1970. Presumed First Edition, First printing. Hardcover. 2 volumes. Volume 1, x 858,  pages and Volume 2, vi, 859-1785,  pages. Illustrations. Footnotes. Formulae. References. Binding added, proceeding soft covers present. Cover has some wear and soiling. Sponsored by the American Nuclear Society in cooperation with the Atomic Energy Commission. Related to the Plowshare program. In structuring the technical presentations, contributions of the broadest interest were placed at the beginning, thus forming a common base of current information and applied science understanding developed in support of Plowshare technology. Sessions of specialty or pertaining to specific areas of application and engineering follow logically in the program. Name of previous owner, Jerry R. Kline, present on fep of each volume. This is believed to be the Jerry Kline who served at the Puerto Rico Nuclear Center (1965-68), Argonne National Laboratories (1968-1973) and with the Atomic Energy Commission and as an Administrative Judge on the Atomic Safety and Licensing Board.
New York: World Pub. Co, 1970. First Printing. Hardcover. 22 cm, 328 pages, illus., some yellow highlighting in text, impression of former owner's stamp on flyleaf. DJ discolored & some wear at edges. Milton Viorst (born 1930) is an American journalistt. He studied history at Rutgers University. In 1951, he was a Fulbright scholar in France. He returned and attendedHarvard University and Columbia University, where he graduated in 1956 in journalism. From 1956 to 1993, His writing landed him on the master list of Nixon political opponents. In the early 1980s, he grew interested in Middle Eastern policy and became a specialist in this field.
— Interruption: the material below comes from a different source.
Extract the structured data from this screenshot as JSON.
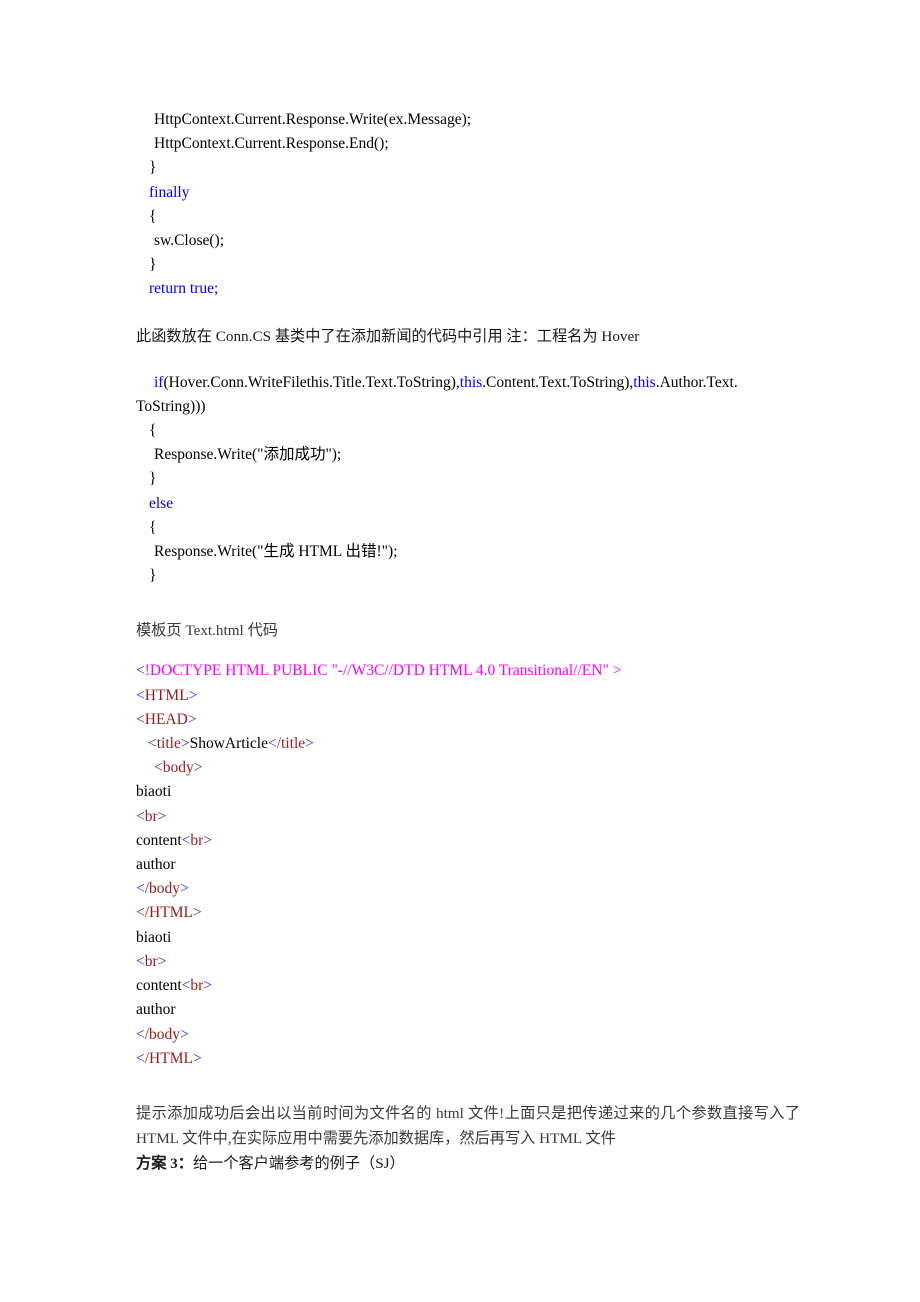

Oak Ridge, TN: B&W Technical Services Y-12, LLC, 2010. Presumed First Edition, First printing. Wraps. 20 pages, plus covers. Illustrations (color). Map. Format is approximately 7 inches by 10 inches. The Y-12 National Security Complex is a United States Department of Energy National Nuclear Security Administration facility located in Oak Ridge, Tennessee, near the Oak Ridge National Laboratory. It was built as part of the Manhattan Project for the purpose of enriching uranium for the first atomic bombs. It is considered the birthplace of the atomic bomb. In the years after World War II, it has been operated as a manufacturing facility for nuclear weapons components and related defense purposes.
Uppsala, Sweden: Dag Hammarskjold Foundation, 1996. Presumed First Edition, First printing. Wraps. 71,  pages. Boxes. This report is the second in a series of occasional papers published by the Dag Hammarskjold Foundation. Cover has slight wear and soiling. Title page has crease. Bidwai was also veteran peace activist. He helped found the Movement in India for Nuclear Disarmament (MIND), based in New Delhi, was a member of the International Network of Engineers and Scientists against Proliferation, and was one of the leaders of the Coalition for Nuclear Disarmament and Peace, India. Along with Achin Vanaik, Bidwai was the author of Testing Times. In 2000, Bidwai and Vanaik were awarded the Sean McBride International Peace Prize by the International Peace Bureau in recognition of their work opposing nuclear weapons development in South Asia.